- [The task]:
If a line in the data holds the string "icon", list it.

Stored records
+++

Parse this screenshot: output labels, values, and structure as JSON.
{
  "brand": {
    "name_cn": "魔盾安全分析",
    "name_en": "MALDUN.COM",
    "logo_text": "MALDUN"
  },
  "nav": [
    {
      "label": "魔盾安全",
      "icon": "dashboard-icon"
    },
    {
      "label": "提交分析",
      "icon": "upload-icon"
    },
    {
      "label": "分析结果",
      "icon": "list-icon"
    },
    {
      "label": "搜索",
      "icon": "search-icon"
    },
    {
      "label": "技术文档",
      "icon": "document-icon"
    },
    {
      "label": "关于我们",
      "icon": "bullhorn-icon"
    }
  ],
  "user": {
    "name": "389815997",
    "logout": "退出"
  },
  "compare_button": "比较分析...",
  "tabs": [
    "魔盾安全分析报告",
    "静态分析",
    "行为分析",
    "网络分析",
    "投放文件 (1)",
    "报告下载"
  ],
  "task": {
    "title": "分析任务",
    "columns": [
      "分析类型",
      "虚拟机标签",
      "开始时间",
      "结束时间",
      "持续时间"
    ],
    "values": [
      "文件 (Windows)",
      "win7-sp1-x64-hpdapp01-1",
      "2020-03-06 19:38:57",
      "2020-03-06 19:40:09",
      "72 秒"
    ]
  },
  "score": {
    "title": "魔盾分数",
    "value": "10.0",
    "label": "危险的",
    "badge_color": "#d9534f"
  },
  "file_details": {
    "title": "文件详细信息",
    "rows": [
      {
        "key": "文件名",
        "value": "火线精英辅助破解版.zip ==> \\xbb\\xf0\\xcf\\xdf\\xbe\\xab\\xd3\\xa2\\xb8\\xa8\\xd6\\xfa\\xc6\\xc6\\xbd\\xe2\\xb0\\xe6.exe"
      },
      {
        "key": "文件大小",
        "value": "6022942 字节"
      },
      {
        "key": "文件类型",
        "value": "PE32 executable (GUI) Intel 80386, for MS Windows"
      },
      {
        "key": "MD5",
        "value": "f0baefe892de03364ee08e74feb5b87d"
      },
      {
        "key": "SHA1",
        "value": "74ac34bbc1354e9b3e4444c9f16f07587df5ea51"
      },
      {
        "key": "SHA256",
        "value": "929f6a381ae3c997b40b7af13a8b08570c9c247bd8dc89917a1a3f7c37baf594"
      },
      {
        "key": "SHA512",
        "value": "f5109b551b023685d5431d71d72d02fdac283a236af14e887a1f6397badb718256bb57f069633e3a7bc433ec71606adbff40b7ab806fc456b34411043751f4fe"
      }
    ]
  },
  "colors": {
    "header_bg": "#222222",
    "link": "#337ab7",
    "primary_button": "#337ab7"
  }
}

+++

- [The answer]:
      "icon": "dashboard-icon"
      "icon": "upload-icon"
      "icon": "list-icon"
      "icon": "search-icon"
      "icon": "document-icon"
      "icon": "bullhorn-icon"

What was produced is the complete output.